Start of DATA UNDER STUDY

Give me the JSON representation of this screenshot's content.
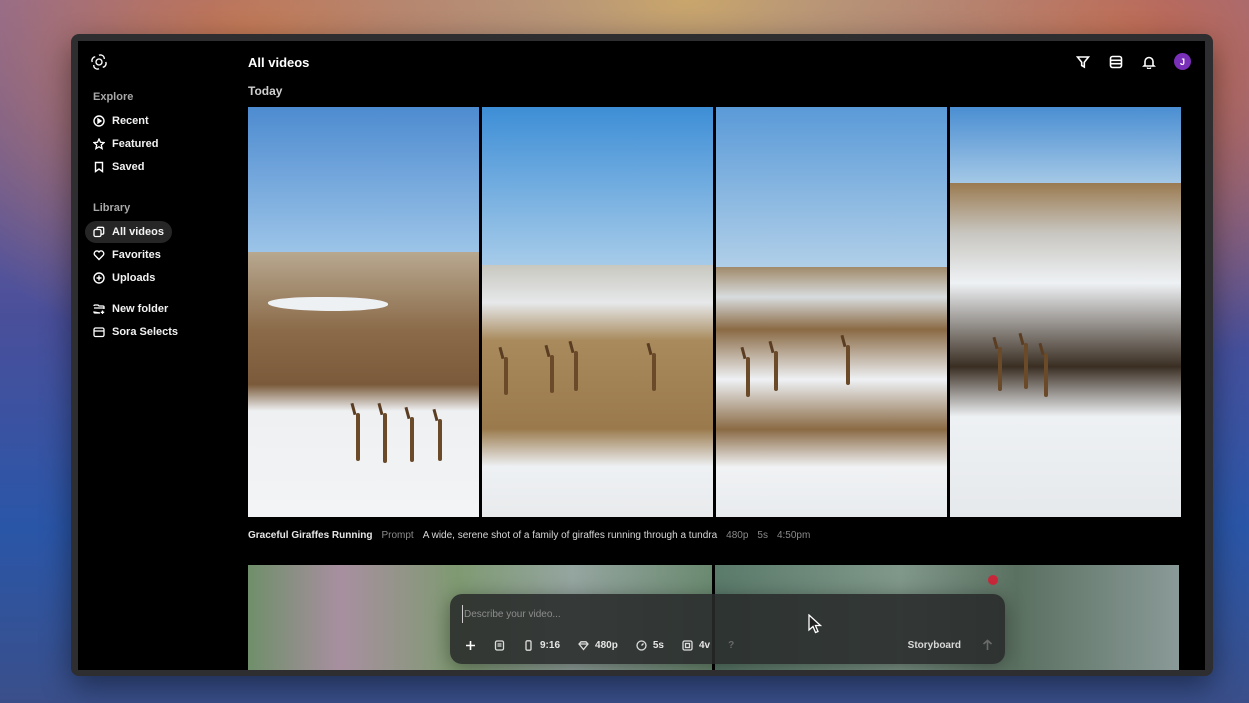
{
  "header": {
    "title": "All videos",
    "icons": [
      "filter-icon",
      "list-view-icon",
      "bell-icon"
    ],
    "avatar_initial": "J",
    "avatar_color": "#7a2fb8"
  },
  "sidebar": {
    "explore_label": "Explore",
    "explore_items": [
      {
        "label": "Recent",
        "icon": "play-circle-icon"
      },
      {
        "label": "Featured",
        "icon": "star-icon"
      },
      {
        "label": "Saved",
        "icon": "bookmark-icon"
      }
    ],
    "library_label": "Library",
    "library_items": [
      {
        "label": "All videos",
        "icon": "videos-icon",
        "active": true
      },
      {
        "label": "Favorites",
        "icon": "heart-icon"
      },
      {
        "label": "Uploads",
        "icon": "upload-circle-icon"
      }
    ],
    "folder_items": [
      {
        "label": "New folder",
        "icon": "new-folder-icon"
      },
      {
        "label": "Sora Selects",
        "icon": "folder-icon"
      }
    ]
  },
  "main": {
    "group_label": "Today",
    "video": {
      "title": "Graceful Giraffes Running",
      "prompt_label": "Prompt",
      "prompt": "A wide, serene shot of a family of giraffes running through a tundra",
      "resolution": "480p",
      "duration": "5s",
      "time": "4:50pm"
    }
  },
  "composer": {
    "placeholder": "Describe your video...",
    "aspect_ratio": "9:16",
    "resolution": "480p",
    "duration": "5s",
    "variations": "4v",
    "help": "?",
    "storyboard_label": "Storyboard"
  }
}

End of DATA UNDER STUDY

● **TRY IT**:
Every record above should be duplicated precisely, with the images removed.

● **REPLY TO THE EXERCISE**:
Give me the JSON representation of this screenshot's content.
{
  "header": {
    "title": "All videos",
    "icons": [
      "filter-icon",
      "list-view-icon",
      "bell-icon"
    ],
    "avatar_initial": "J",
    "avatar_color": "#7a2fb8"
  },
  "sidebar": {
    "explore_label": "Explore",
    "explore_items": [
      {
        "label": "Recent",
        "icon": "play-circle-icon"
      },
      {
        "label": "Featured",
        "icon": "star-icon"
      },
      {
        "label": "Saved",
        "icon": "bookmark-icon"
      }
    ],
    "library_label": "Library",
    "library_items": [
      {
        "label": "All videos",
        "icon": "videos-icon",
        "active": true
      },
      {
        "label": "Favorites",
        "icon": "heart-icon"
      },
      {
        "label": "Uploads",
        "icon": "upload-circle-icon"
      }
    ],
    "folder_items": [
      {
        "label": "New folder",
        "icon": "new-folder-icon"
      },
      {
        "label": "Sora Selects",
        "icon": "folder-icon"
      }
    ]
  },
  "main": {
    "group_label": "Today",
    "video": {
      "title": "Graceful Giraffes Running",
      "prompt_label": "Prompt",
      "prompt": "A wide, serene shot of a family of giraffes running through a tundra",
      "resolution": "480p",
      "duration": "5s",
      "time": "4:50pm"
    }
  },
  "composer": {
    "placeholder": "Describe your video...",
    "aspect_ratio": "9:16",
    "resolution": "480p",
    "duration": "5s",
    "variations": "4v",
    "help": "?",
    "storyboard_label": "Storyboard"
  }
}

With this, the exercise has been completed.